▶ _Exercise prompt_: Write out all of the entries that follow, word for word, but skip the pictures.
§ §
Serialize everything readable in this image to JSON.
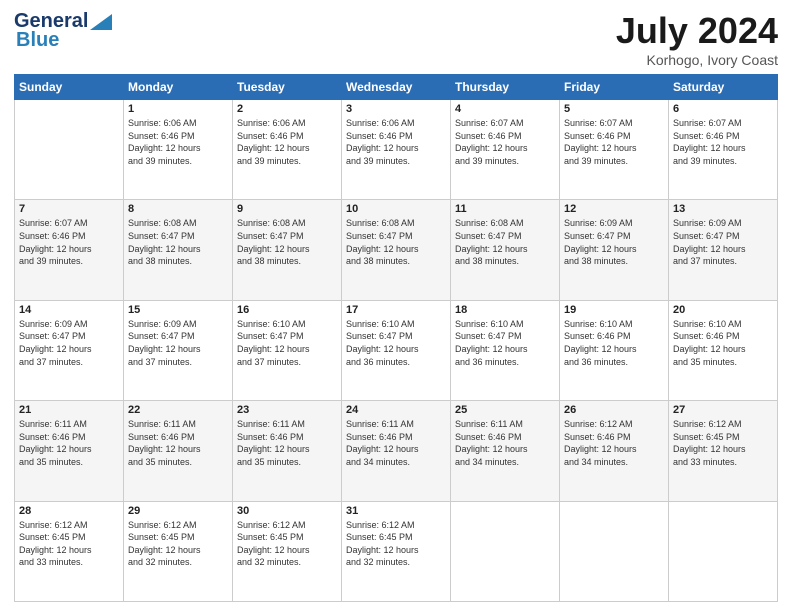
{
  "logo": {
    "line1": "General",
    "line2": "Blue"
  },
  "title": "July 2024",
  "subtitle": "Korhogo, Ivory Coast",
  "days_of_week": [
    "Sunday",
    "Monday",
    "Tuesday",
    "Wednesday",
    "Thursday",
    "Friday",
    "Saturday"
  ],
  "weeks": [
    [
      {
        "day": "",
        "info": ""
      },
      {
        "day": "1",
        "info": "Sunrise: 6:06 AM\nSunset: 6:46 PM\nDaylight: 12 hours\nand 39 minutes."
      },
      {
        "day": "2",
        "info": "Sunrise: 6:06 AM\nSunset: 6:46 PM\nDaylight: 12 hours\nand 39 minutes."
      },
      {
        "day": "3",
        "info": "Sunrise: 6:06 AM\nSunset: 6:46 PM\nDaylight: 12 hours\nand 39 minutes."
      },
      {
        "day": "4",
        "info": "Sunrise: 6:07 AM\nSunset: 6:46 PM\nDaylight: 12 hours\nand 39 minutes."
      },
      {
        "day": "5",
        "info": "Sunrise: 6:07 AM\nSunset: 6:46 PM\nDaylight: 12 hours\nand 39 minutes."
      },
      {
        "day": "6",
        "info": "Sunrise: 6:07 AM\nSunset: 6:46 PM\nDaylight: 12 hours\nand 39 minutes."
      }
    ],
    [
      {
        "day": "7",
        "info": "Sunrise: 6:07 AM\nSunset: 6:46 PM\nDaylight: 12 hours\nand 39 minutes."
      },
      {
        "day": "8",
        "info": "Sunrise: 6:08 AM\nSunset: 6:47 PM\nDaylight: 12 hours\nand 38 minutes."
      },
      {
        "day": "9",
        "info": "Sunrise: 6:08 AM\nSunset: 6:47 PM\nDaylight: 12 hours\nand 38 minutes."
      },
      {
        "day": "10",
        "info": "Sunrise: 6:08 AM\nSunset: 6:47 PM\nDaylight: 12 hours\nand 38 minutes."
      },
      {
        "day": "11",
        "info": "Sunrise: 6:08 AM\nSunset: 6:47 PM\nDaylight: 12 hours\nand 38 minutes."
      },
      {
        "day": "12",
        "info": "Sunrise: 6:09 AM\nSunset: 6:47 PM\nDaylight: 12 hours\nand 38 minutes."
      },
      {
        "day": "13",
        "info": "Sunrise: 6:09 AM\nSunset: 6:47 PM\nDaylight: 12 hours\nand 37 minutes."
      }
    ],
    [
      {
        "day": "14",
        "info": "Sunrise: 6:09 AM\nSunset: 6:47 PM\nDaylight: 12 hours\nand 37 minutes."
      },
      {
        "day": "15",
        "info": "Sunrise: 6:09 AM\nSunset: 6:47 PM\nDaylight: 12 hours\nand 37 minutes."
      },
      {
        "day": "16",
        "info": "Sunrise: 6:10 AM\nSunset: 6:47 PM\nDaylight: 12 hours\nand 37 minutes."
      },
      {
        "day": "17",
        "info": "Sunrise: 6:10 AM\nSunset: 6:47 PM\nDaylight: 12 hours\nand 36 minutes."
      },
      {
        "day": "18",
        "info": "Sunrise: 6:10 AM\nSunset: 6:47 PM\nDaylight: 12 hours\nand 36 minutes."
      },
      {
        "day": "19",
        "info": "Sunrise: 6:10 AM\nSunset: 6:46 PM\nDaylight: 12 hours\nand 36 minutes."
      },
      {
        "day": "20",
        "info": "Sunrise: 6:10 AM\nSunset: 6:46 PM\nDaylight: 12 hours\nand 35 minutes."
      }
    ],
    [
      {
        "day": "21",
        "info": "Sunrise: 6:11 AM\nSunset: 6:46 PM\nDaylight: 12 hours\nand 35 minutes."
      },
      {
        "day": "22",
        "info": "Sunrise: 6:11 AM\nSunset: 6:46 PM\nDaylight: 12 hours\nand 35 minutes."
      },
      {
        "day": "23",
        "info": "Sunrise: 6:11 AM\nSunset: 6:46 PM\nDaylight: 12 hours\nand 35 minutes."
      },
      {
        "day": "24",
        "info": "Sunrise: 6:11 AM\nSunset: 6:46 PM\nDaylight: 12 hours\nand 34 minutes."
      },
      {
        "day": "25",
        "info": "Sunrise: 6:11 AM\nSunset: 6:46 PM\nDaylight: 12 hours\nand 34 minutes."
      },
      {
        "day": "26",
        "info": "Sunrise: 6:12 AM\nSunset: 6:46 PM\nDaylight: 12 hours\nand 34 minutes."
      },
      {
        "day": "27",
        "info": "Sunrise: 6:12 AM\nSunset: 6:45 PM\nDaylight: 12 hours\nand 33 minutes."
      }
    ],
    [
      {
        "day": "28",
        "info": "Sunrise: 6:12 AM\nSunset: 6:45 PM\nDaylight: 12 hours\nand 33 minutes."
      },
      {
        "day": "29",
        "info": "Sunrise: 6:12 AM\nSunset: 6:45 PM\nDaylight: 12 hours\nand 32 minutes."
      },
      {
        "day": "30",
        "info": "Sunrise: 6:12 AM\nSunset: 6:45 PM\nDaylight: 12 hours\nand 32 minutes."
      },
      {
        "day": "31",
        "info": "Sunrise: 6:12 AM\nSunset: 6:45 PM\nDaylight: 12 hours\nand 32 minutes."
      },
      {
        "day": "",
        "info": ""
      },
      {
        "day": "",
        "info": ""
      },
      {
        "day": "",
        "info": ""
      }
    ]
  ]
}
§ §
▶ _Written answer_:
Serialize everything readable in this image to JSON.
{
  "logo": {
    "line1": "General",
    "line2": "Blue"
  },
  "title": "July 2024",
  "subtitle": "Korhogo, Ivory Coast",
  "days_of_week": [
    "Sunday",
    "Monday",
    "Tuesday",
    "Wednesday",
    "Thursday",
    "Friday",
    "Saturday"
  ],
  "weeks": [
    [
      {
        "day": "",
        "info": ""
      },
      {
        "day": "1",
        "info": "Sunrise: 6:06 AM\nSunset: 6:46 PM\nDaylight: 12 hours\nand 39 minutes."
      },
      {
        "day": "2",
        "info": "Sunrise: 6:06 AM\nSunset: 6:46 PM\nDaylight: 12 hours\nand 39 minutes."
      },
      {
        "day": "3",
        "info": "Sunrise: 6:06 AM\nSunset: 6:46 PM\nDaylight: 12 hours\nand 39 minutes."
      },
      {
        "day": "4",
        "info": "Sunrise: 6:07 AM\nSunset: 6:46 PM\nDaylight: 12 hours\nand 39 minutes."
      },
      {
        "day": "5",
        "info": "Sunrise: 6:07 AM\nSunset: 6:46 PM\nDaylight: 12 hours\nand 39 minutes."
      },
      {
        "day": "6",
        "info": "Sunrise: 6:07 AM\nSunset: 6:46 PM\nDaylight: 12 hours\nand 39 minutes."
      }
    ],
    [
      {
        "day": "7",
        "info": "Sunrise: 6:07 AM\nSunset: 6:46 PM\nDaylight: 12 hours\nand 39 minutes."
      },
      {
        "day": "8",
        "info": "Sunrise: 6:08 AM\nSunset: 6:47 PM\nDaylight: 12 hours\nand 38 minutes."
      },
      {
        "day": "9",
        "info": "Sunrise: 6:08 AM\nSunset: 6:47 PM\nDaylight: 12 hours\nand 38 minutes."
      },
      {
        "day": "10",
        "info": "Sunrise: 6:08 AM\nSunset: 6:47 PM\nDaylight: 12 hours\nand 38 minutes."
      },
      {
        "day": "11",
        "info": "Sunrise: 6:08 AM\nSunset: 6:47 PM\nDaylight: 12 hours\nand 38 minutes."
      },
      {
        "day": "12",
        "info": "Sunrise: 6:09 AM\nSunset: 6:47 PM\nDaylight: 12 hours\nand 38 minutes."
      },
      {
        "day": "13",
        "info": "Sunrise: 6:09 AM\nSunset: 6:47 PM\nDaylight: 12 hours\nand 37 minutes."
      }
    ],
    [
      {
        "day": "14",
        "info": "Sunrise: 6:09 AM\nSunset: 6:47 PM\nDaylight: 12 hours\nand 37 minutes."
      },
      {
        "day": "15",
        "info": "Sunrise: 6:09 AM\nSunset: 6:47 PM\nDaylight: 12 hours\nand 37 minutes."
      },
      {
        "day": "16",
        "info": "Sunrise: 6:10 AM\nSunset: 6:47 PM\nDaylight: 12 hours\nand 37 minutes."
      },
      {
        "day": "17",
        "info": "Sunrise: 6:10 AM\nSunset: 6:47 PM\nDaylight: 12 hours\nand 36 minutes."
      },
      {
        "day": "18",
        "info": "Sunrise: 6:10 AM\nSunset: 6:47 PM\nDaylight: 12 hours\nand 36 minutes."
      },
      {
        "day": "19",
        "info": "Sunrise: 6:10 AM\nSunset: 6:46 PM\nDaylight: 12 hours\nand 36 minutes."
      },
      {
        "day": "20",
        "info": "Sunrise: 6:10 AM\nSunset: 6:46 PM\nDaylight: 12 hours\nand 35 minutes."
      }
    ],
    [
      {
        "day": "21",
        "info": "Sunrise: 6:11 AM\nSunset: 6:46 PM\nDaylight: 12 hours\nand 35 minutes."
      },
      {
        "day": "22",
        "info": "Sunrise: 6:11 AM\nSunset: 6:46 PM\nDaylight: 12 hours\nand 35 minutes."
      },
      {
        "day": "23",
        "info": "Sunrise: 6:11 AM\nSunset: 6:46 PM\nDaylight: 12 hours\nand 35 minutes."
      },
      {
        "day": "24",
        "info": "Sunrise: 6:11 AM\nSunset: 6:46 PM\nDaylight: 12 hours\nand 34 minutes."
      },
      {
        "day": "25",
        "info": "Sunrise: 6:11 AM\nSunset: 6:46 PM\nDaylight: 12 hours\nand 34 minutes."
      },
      {
        "day": "26",
        "info": "Sunrise: 6:12 AM\nSunset: 6:46 PM\nDaylight: 12 hours\nand 34 minutes."
      },
      {
        "day": "27",
        "info": "Sunrise: 6:12 AM\nSunset: 6:45 PM\nDaylight: 12 hours\nand 33 minutes."
      }
    ],
    [
      {
        "day": "28",
        "info": "Sunrise: 6:12 AM\nSunset: 6:45 PM\nDaylight: 12 hours\nand 33 minutes."
      },
      {
        "day": "29",
        "info": "Sunrise: 6:12 AM\nSunset: 6:45 PM\nDaylight: 12 hours\nand 32 minutes."
      },
      {
        "day": "30",
        "info": "Sunrise: 6:12 AM\nSunset: 6:45 PM\nDaylight: 12 hours\nand 32 minutes."
      },
      {
        "day": "31",
        "info": "Sunrise: 6:12 AM\nSunset: 6:45 PM\nDaylight: 12 hours\nand 32 minutes."
      },
      {
        "day": "",
        "info": ""
      },
      {
        "day": "",
        "info": ""
      },
      {
        "day": "",
        "info": ""
      }
    ]
  ]
}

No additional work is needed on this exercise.